(Stored data)

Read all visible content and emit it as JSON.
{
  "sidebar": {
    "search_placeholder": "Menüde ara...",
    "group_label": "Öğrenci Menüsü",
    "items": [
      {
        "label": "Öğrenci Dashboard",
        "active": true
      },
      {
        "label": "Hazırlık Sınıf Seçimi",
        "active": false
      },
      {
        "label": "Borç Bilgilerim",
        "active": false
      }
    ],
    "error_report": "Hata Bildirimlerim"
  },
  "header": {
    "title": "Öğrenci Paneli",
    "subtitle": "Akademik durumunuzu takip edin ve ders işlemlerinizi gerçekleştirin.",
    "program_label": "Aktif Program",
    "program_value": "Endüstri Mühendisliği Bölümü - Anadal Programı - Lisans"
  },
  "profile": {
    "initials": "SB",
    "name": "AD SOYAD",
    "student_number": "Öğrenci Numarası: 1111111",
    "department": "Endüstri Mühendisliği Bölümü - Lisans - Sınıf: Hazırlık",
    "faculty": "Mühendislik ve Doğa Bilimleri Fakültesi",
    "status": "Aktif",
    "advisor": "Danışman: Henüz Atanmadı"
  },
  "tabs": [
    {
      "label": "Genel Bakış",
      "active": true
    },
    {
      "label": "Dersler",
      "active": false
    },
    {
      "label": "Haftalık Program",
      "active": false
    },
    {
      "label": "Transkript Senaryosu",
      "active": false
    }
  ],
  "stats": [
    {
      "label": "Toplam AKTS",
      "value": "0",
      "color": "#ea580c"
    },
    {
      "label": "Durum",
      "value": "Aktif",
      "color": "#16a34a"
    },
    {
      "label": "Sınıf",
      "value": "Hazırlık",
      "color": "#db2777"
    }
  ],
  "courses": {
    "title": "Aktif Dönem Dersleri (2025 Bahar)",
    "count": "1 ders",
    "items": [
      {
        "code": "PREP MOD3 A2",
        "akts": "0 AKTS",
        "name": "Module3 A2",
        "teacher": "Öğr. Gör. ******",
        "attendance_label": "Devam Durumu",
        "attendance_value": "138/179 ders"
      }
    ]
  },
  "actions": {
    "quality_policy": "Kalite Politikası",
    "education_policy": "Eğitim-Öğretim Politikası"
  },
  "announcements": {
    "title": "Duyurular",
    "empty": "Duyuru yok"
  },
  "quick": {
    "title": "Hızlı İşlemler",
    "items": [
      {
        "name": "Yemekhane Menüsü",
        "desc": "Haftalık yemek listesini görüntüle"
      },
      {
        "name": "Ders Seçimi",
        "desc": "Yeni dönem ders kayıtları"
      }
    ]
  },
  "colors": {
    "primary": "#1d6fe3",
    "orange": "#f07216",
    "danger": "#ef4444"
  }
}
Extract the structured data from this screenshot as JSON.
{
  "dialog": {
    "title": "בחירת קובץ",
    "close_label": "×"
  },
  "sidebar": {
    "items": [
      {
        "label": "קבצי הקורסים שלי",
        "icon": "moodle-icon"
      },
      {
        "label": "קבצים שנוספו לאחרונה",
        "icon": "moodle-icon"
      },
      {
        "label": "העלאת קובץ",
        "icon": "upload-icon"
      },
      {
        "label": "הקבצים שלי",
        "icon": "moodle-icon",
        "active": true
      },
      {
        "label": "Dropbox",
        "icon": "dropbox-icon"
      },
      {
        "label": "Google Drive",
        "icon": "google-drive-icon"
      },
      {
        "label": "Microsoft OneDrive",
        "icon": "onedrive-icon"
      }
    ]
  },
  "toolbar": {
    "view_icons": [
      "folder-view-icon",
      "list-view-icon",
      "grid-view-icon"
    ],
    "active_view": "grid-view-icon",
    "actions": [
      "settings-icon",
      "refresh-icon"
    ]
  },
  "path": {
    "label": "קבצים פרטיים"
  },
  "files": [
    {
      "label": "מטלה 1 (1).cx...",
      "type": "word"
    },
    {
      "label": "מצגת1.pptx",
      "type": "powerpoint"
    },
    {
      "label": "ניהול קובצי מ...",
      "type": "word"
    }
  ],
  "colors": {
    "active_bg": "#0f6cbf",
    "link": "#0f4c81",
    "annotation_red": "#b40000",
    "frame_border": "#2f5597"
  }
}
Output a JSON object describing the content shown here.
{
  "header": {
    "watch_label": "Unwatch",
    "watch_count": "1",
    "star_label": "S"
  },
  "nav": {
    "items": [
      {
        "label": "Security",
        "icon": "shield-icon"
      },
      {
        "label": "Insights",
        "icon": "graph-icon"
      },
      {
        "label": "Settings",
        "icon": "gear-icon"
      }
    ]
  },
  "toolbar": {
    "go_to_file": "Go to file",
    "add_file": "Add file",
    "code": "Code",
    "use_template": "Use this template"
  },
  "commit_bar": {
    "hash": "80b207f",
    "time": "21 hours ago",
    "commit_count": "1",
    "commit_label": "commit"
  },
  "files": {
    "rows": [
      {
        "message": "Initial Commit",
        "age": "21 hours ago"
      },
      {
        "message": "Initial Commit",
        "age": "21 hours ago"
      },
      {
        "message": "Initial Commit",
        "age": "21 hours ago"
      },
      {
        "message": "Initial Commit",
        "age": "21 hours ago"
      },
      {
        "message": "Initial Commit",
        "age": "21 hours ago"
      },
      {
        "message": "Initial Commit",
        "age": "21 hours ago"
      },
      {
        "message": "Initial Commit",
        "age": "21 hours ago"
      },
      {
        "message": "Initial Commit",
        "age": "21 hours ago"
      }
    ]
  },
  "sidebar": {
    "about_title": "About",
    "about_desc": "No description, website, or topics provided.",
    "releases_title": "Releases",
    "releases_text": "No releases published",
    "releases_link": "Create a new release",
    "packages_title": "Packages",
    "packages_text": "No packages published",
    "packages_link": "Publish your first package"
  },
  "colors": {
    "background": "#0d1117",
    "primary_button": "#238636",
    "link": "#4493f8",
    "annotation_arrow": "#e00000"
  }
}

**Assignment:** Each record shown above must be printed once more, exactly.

**Task response:**
Read all visible content and emit it as JSON.
{
  "sidebar": {
    "search_placeholder": "Menüde ara...",
    "group_label": "Öğrenci Menüsü",
    "items": [
      {
        "label": "Öğrenci Dashboard",
        "active": true
      },
      {
        "label": "Hazırlık Sınıf Seçimi",
        "active": false
      },
      {
        "label": "Borç Bilgilerim",
        "active": false
      }
    ],
    "error_report": "Hata Bildirimlerim"
  },
  "header": {
    "title": "Öğrenci Paneli",
    "subtitle": "Akademik durumunuzu takip edin ve ders işlemlerinizi gerçekleştirin.",
    "program_label": "Aktif Program",
    "program_value": "Endüstri Mühendisliği Bölümü - Anadal Programı - Lisans"
  },
  "profile": {
    "initials": "SB",
    "name": "AD SOYAD",
    "student_number": "Öğrenci Numarası: 1111111",
    "department": "Endüstri Mühendisliği Bölümü - Lisans - Sınıf: Hazırlık",
    "faculty": "Mühendislik ve Doğa Bilimleri Fakültesi",
    "status": "Aktif",
    "advisor": "Danışman: Henüz Atanmadı"
  },
  "tabs": [
    {
      "label": "Genel Bakış",
      "active": true
    },
    {
      "label": "Dersler",
      "active": false
    },
    {
      "label": "Haftalık Program",
      "active": false
    },
    {
      "label": "Transkript Senaryosu",
      "active": false
    }
  ],
  "stats": [
    {
      "label": "Toplam AKTS",
      "value": "0",
      "color": "#ea580c"
    },
    {
      "label": "Durum",
      "value": "Aktif",
      "color": "#16a34a"
    },
    {
      "label": "Sınıf",
      "value": "Hazırlık",
      "color": "#db2777"
    }
  ],
  "courses": {
    "title": "Aktif Dönem Dersleri (2025 Bahar)",
    "count": "1 ders",
    "items": [
      {
        "code": "PREP MOD3 A2",
        "akts": "0 AKTS",
        "name": "Module3 A2",
        "teacher": "Öğr. Gör. ******",
        "attendance_label": "Devam Durumu",
        "attendance_value": "138/179 ders"
      }
    ]
  },
  "actions": {
    "quality_policy": "Kalite Politikası",
    "education_policy": "Eğitim-Öğretim Politikası"
  },
  "announcements": {
    "title": "Duyurular",
    "empty": "Duyuru yok"
  },
  "quick": {
    "title": "Hızlı İşlemler",
    "items": [
      {
        "name": "Yemekhane Menüsü",
        "desc": "Haftalık yemek listesini görüntüle"
      },
      {
        "name": "Ders Seçimi",
        "desc": "Yeni dönem ders kayıtları"
      }
    ]
  },
  "colors": {
    "primary": "#1d6fe3",
    "orange": "#f07216",
    "danger": "#ef4444"
  }
}
Extract the structured data from this screenshot as JSON.
{
  "dialog": {
    "title": "בחירת קובץ",
    "close_label": "×"
  },
  "sidebar": {
    "items": [
      {
        "label": "קבצי הקורסים שלי",
        "icon": "moodle-icon"
      },
      {
        "label": "קבצים שנוספו לאחרונה",
        "icon": "moodle-icon"
      },
      {
        "label": "העלאת קובץ",
        "icon": "upload-icon"
      },
      {
        "label": "הקבצים שלי",
        "icon": "moodle-icon",
        "active": true
      },
      {
        "label": "Dropbox",
        "icon": "dropbox-icon"
      },
      {
        "label": "Google Drive",
        "icon": "google-drive-icon"
      },
      {
        "label": "Microsoft OneDrive",
        "icon": "onedrive-icon"
      }
    ]
  },
  "toolbar": {
    "view_icons": [
      "folder-view-icon",
      "list-view-icon",
      "grid-view-icon"
    ],
    "active_view": "grid-view-icon",
    "actions": [
      "settings-icon",
      "refresh-icon"
    ]
  },
  "path": {
    "label": "קבצים פרטיים"
  },
  "files": [
    {
      "label": "מטלה 1 (1).cx...",
      "type": "word"
    },
    {
      "label": "מצגת1.pptx",
      "type": "powerpoint"
    },
    {
      "label": "ניהול קובצי מ...",
      "type": "word"
    }
  ],
  "colors": {
    "active_bg": "#0f6cbf",
    "link": "#0f4c81",
    "annotation_red": "#b40000",
    "frame_border": "#2f5597"
  }
}
Output a JSON object describing the content shown here.
{
  "header": {
    "watch_label": "Unwatch",
    "watch_count": "1",
    "star_label": "S"
  },
  "nav": {
    "items": [
      {
        "label": "Security",
        "icon": "shield-icon"
      },
      {
        "label": "Insights",
        "icon": "graph-icon"
      },
      {
        "label": "Settings",
        "icon": "gear-icon"
      }
    ]
  },
  "toolbar": {
    "go_to_file": "Go to file",
    "add_file": "Add file",
    "code": "Code",
    "use_template": "Use this template"
  },
  "commit_bar": {
    "hash": "80b207f",
    "time": "21 hours ago",
    "commit_count": "1",
    "commit_label": "commit"
  },
  "files": {
    "rows": [
      {
        "message": "Initial Commit",
        "age": "21 hours ago"
      },
      {
        "message": "Initial Commit",
        "age": "21 hours ago"
      },
      {
        "message": "Initial Commit",
        "age": "21 hours ago"
      },
      {
        "message": "Initial Commit",
        "age": "21 hours ago"
      },
      {
        "message": "Initial Commit",
        "age": "21 hours ago"
      },
      {
        "message": "Initial Commit",
        "age": "21 hours ago"
      },
      {
        "message": "Initial Commit",
        "age": "21 hours ago"
      },
      {
        "message": "Initial Commit",
        "age": "21 hours ago"
      }
    ]
  },
  "sidebar": {
    "about_title": "About",
    "about_desc": "No description, website, or topics provided.",
    "releases_title": "Releases",
    "releases_text": "No releases published",
    "releases_link": "Create a new release",
    "packages_title": "Packages",
    "packages_text": "No packages published",
    "packages_link": "Publish your first package"
  },
  "colors": {
    "background": "#0d1117",
    "primary_button": "#238636",
    "link": "#4493f8",
    "annotation_arrow": "#e00000"
  }
}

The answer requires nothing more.